Wireless vs Wired Networks
In the age of modern IT, there’s no right or wrong choice when it comes to wired vs wireless networks. Both types of networks have their advantages and disadvantages, and the final choice comes down to what is best for your business. Hybrid working is huge at the moment, and it’s set to become even more popular. This means that wireless networks may rise in popularity also, due to how they enhance mobility, however, this may not be the case for businesses who work strictly from the office.
Let’s take a closer look at some of the pros and cons of these kinds of networks.
Advantages of Wireless Networks
Cost: The cost of a wireless network is generally far less than its wired counterpart. Typically, wireless network setup requires fewer switches, cables, routers and general hardware which makes it cheaper from the get-go. Furthermore, these kinds of networks are usually set up more quickly than wired networks. These things together mean that they’re relatively inexpensive from the outset.
BYOD and Hybrid Working: In the age of hybrid and home working, it’s more common for work places to implement a BYOD (Bring Your Own Device) policy. With a wireless network, this is easier to implement as it means that employees can seamlessly connect to the network with their devices without having to worry about connecting via wires and cables.
Mobility:With a wireless network, employees can connect from anywhere in the office. This boosts productivity as there’s no need to wait around for something to download at a desk. Work can move easily from the desk to the boardroom and beyond. Wireless networks facilitate collaboration as teams don’t have to rely on working within the constraints of cables to stay online.
Disadvantages of Wireless Networks
Speed:In general, wireless networks are slower than their wired counterpart. This is because the network is dependent on the maximum speed capacity of your configuration, and many devices connecting at the same time can often slow things down. This can be fixed by using a hybrid solution that uses both wired and wireless networks.
Reliability:Signal speed and strength can vary when using a wireless network. They can be prone to interference, and this is what can cause the variation in signal. Furthermore, dead spots and obstructions can be an issue. Although wireless networks can facilitate movement and collaboration within a team, it’s important to be aware of any potential downfalls in your location that could cause sketchy signal.
Security: Without proper practices in place, wireless networks can be less secure than wired networks. This is because as signals get transmitted through the air, they are easier to intercept. Although this seems worrying, with encryption technology, firewalls and proper training in place, the benefits outweigh the risks, and wireless networks can still be used safely within a business.
Advantages of Wired Networks
Reliability:When installed correctly, a wired network is one of the most reliable and stable network types. They don’t suffer interference in the same way as a wireless network, and connectivity issues are far rarer.
Visibility: Unlike wireless networks, wired networks are not visible to devices on other networks. It’s this visibility (or lack thereof) that makes wired networks safer and less likely to suffer interference. Furthermore, communication between devices on the network is quick and simple, and grants network admins a high level of control so that the network remains safe continually.

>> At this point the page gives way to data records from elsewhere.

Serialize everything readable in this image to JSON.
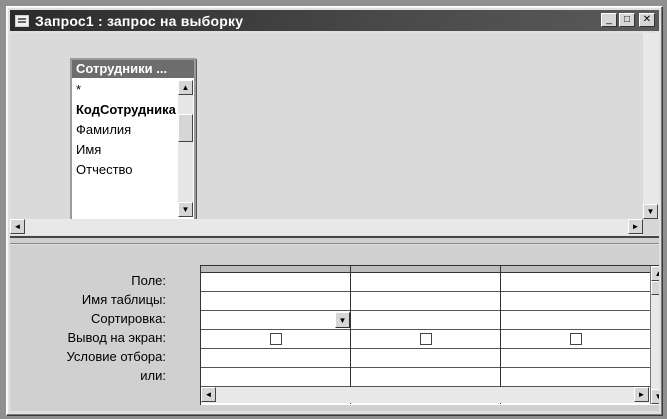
{
  "window": {
    "title": "Запрос1 : запрос на выборку",
    "buttons": {
      "minimize": "_",
      "maximize": "□",
      "close": "✕"
    }
  },
  "field_list": {
    "title": "Сотрудники ...",
    "items": [
      {
        "label": "*",
        "bold": false
      },
      {
        "label": "КодСотрудника",
        "bold": true
      },
      {
        "label": "Фамилия",
        "bold": false
      },
      {
        "label": "Имя",
        "bold": false
      },
      {
        "label": "Отчество",
        "bold": false
      }
    ]
  },
  "grid": {
    "row_labels": [
      "Поле:",
      "Имя таблицы:",
      "Сортировка:",
      "Вывод на экран:",
      "Условие отбора:",
      "или:"
    ],
    "columns": 3,
    "show_checkboxes": [
      false,
      false,
      false
    ]
  },
  "icons": {
    "arrow_up": "▲",
    "arrow_down": "▼",
    "arrow_left": "◄",
    "arrow_right": "►",
    "dropdown": "▼"
  }
}
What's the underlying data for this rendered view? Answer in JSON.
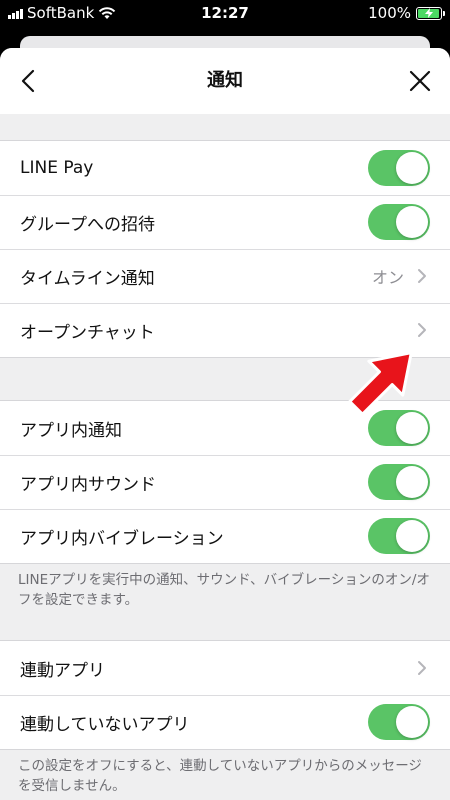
{
  "status_bar": {
    "carrier": "SoftBank",
    "time": "12:27",
    "battery": "100%",
    "battery_level": 1.0,
    "icons": [
      "signal-icon",
      "wifi-icon",
      "battery-charging-icon"
    ]
  },
  "navbar": {
    "title": "通知",
    "back_icon": "chevron-left-icon",
    "close_icon": "close-icon"
  },
  "sections": {
    "group1": [
      {
        "label": "LINE Pay",
        "control": "toggle",
        "on": true
      },
      {
        "label": "グループへの招待",
        "control": "toggle",
        "on": true
      },
      {
        "label": "タイムライン通知",
        "control": "link",
        "value": "オン"
      },
      {
        "label": "オープンチャット",
        "control": "link",
        "value": ""
      }
    ],
    "group2": [
      {
        "label": "アプリ内通知",
        "control": "toggle",
        "on": true
      },
      {
        "label": "アプリ内サウンド",
        "control": "toggle",
        "on": true
      },
      {
        "label": "アプリ内バイブレーション",
        "control": "toggle",
        "on": true
      }
    ],
    "group2_note": "LINEアプリを実行中の通知、サウンド、バイブレーションのオン/オフを設定できます。",
    "group3": [
      {
        "label": "連動アプリ",
        "control": "link",
        "value": ""
      },
      {
        "label": "連動していないアプリ",
        "control": "toggle",
        "on": true
      }
    ],
    "group3_note": "この設定をオフにすると、連動していないアプリからのメッセージを受信しません。"
  },
  "colors": {
    "toggle_on": "#5ac466",
    "annotation_arrow": "#e8141b"
  },
  "annotation": {
    "icon": "red-arrow-icon",
    "points_to": "オープンチャット"
  }
}
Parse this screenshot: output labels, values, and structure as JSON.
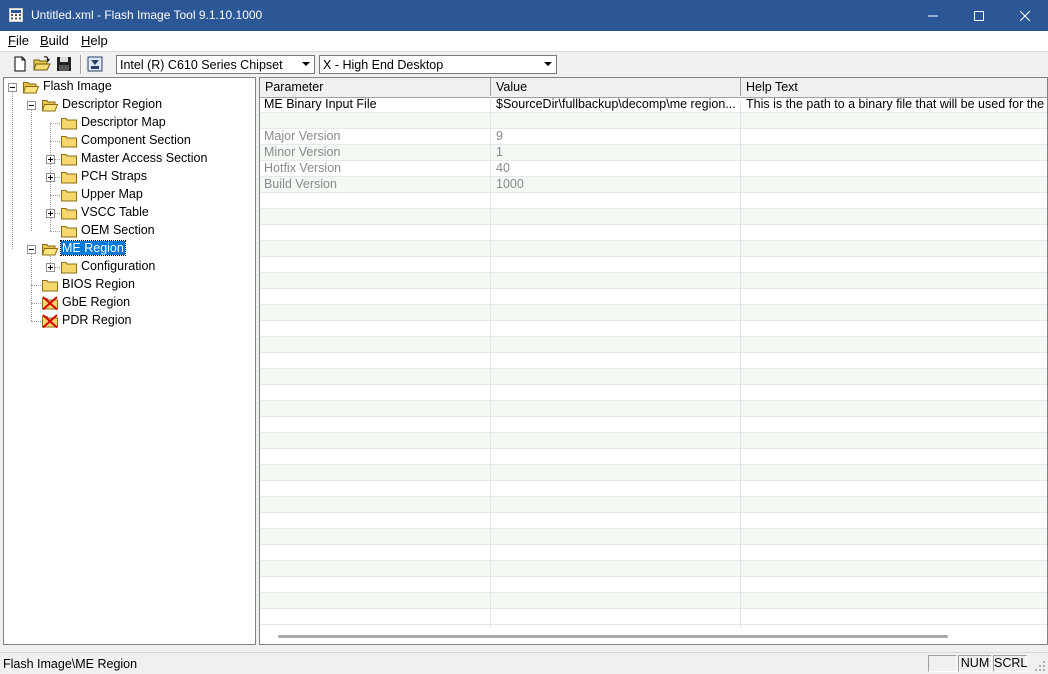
{
  "window": {
    "title": "Untitled.xml - Flash Image Tool 9.1.10.1000",
    "icons": {
      "app": "app-icon",
      "minimize": "minimize-icon",
      "maximize": "maximize-icon",
      "close": "close-icon"
    }
  },
  "menu": {
    "items": [
      "File",
      "Build",
      "Help"
    ]
  },
  "toolbar": {
    "icons": [
      "new-file-icon",
      "open-folder-icon",
      "save-icon",
      "build-image-icon"
    ],
    "chipset_value": "Intel (R) C610 Series Chipset",
    "platform_value": "X - High End Desktop"
  },
  "tree": {
    "root": "Flash Image",
    "descriptor_region": "Descriptor Region",
    "descriptor_map": "Descriptor Map",
    "component_section": "Component Section",
    "master_access_section": "Master Access Section",
    "pch_straps": "PCH Straps",
    "upper_map": "Upper Map",
    "vscc_table": "VSCC Table",
    "oem_section": "OEM Section",
    "me_region": "ME Region",
    "configuration": "Configuration",
    "bios_region": "BIOS Region",
    "gbe_region": "GbE Region",
    "pdr_region": "PDR Region"
  },
  "grid": {
    "headers": {
      "parameter": "Parameter",
      "value": "Value",
      "help": "Help Text"
    },
    "rows": [
      {
        "parameter": "ME Binary Input File",
        "value": "$SourceDir\\fullbackup\\decomp\\me region....",
        "help": "This is the path to a binary file that will be used for the M",
        "dim": false
      },
      {
        "parameter": "Major Version",
        "value": "9",
        "help": "",
        "dim": true
      },
      {
        "parameter": "Minor Version",
        "value": "1",
        "help": "",
        "dim": true
      },
      {
        "parameter": "Hotfix Version",
        "value": "40",
        "help": "",
        "dim": true
      },
      {
        "parameter": "Build Version",
        "value": "1000",
        "help": "",
        "dim": true
      }
    ]
  },
  "status": {
    "path": "Flash Image\\ME Region",
    "num": "NUM",
    "scrl": "SCRL"
  }
}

Speed: Wired networks are generally the fastest type of network, and they’re significantly faster than their wireless counterparts. Due to each device being connected via a separate cable, users don’t have to worry about connectivity and getting bogged down due to the volume of people on the network. Furthermore, wired networks have a limited and controlled set of users; in other words, they don’t take on more than they can handle.
Disadvantages of Wired Networks
Mobility:Unlike a wireless network which allows you to move and work freely, a wired network does not offer the same level of mobility. Generally, they’re quite inflexible so moving locations can prove tricky. If you do need to move, often, the only option is to run extra cables and install new switches which can be inconvenient and time consuming.
Installation: As there is more hardware to install, a wired network can be an inconvenience when it is brand new. Installation can take a while depending on the size of your network, and the number of components that are required. However, this is not an issue after installation and unless there is major work to be done, you don’t have to deal with it regularly.
Maintenance: Smaller networks may not need a server, but larger networks tend to. This increases the need for maintenance and staffing to ensure that everything runs as it should. At least to begin with, this can also be in convenient. There is a solution though, and managed network providers can take over the maintenance and installation for you, lessening the disruptions.
Overall, there are pros and cons to both types of networks, and ultimately it depends on your business and your needs. The best way to get the most from your IT is to talk to an expert. If you’d like to learn more on how to get the most from your networks, book a consultation with us today.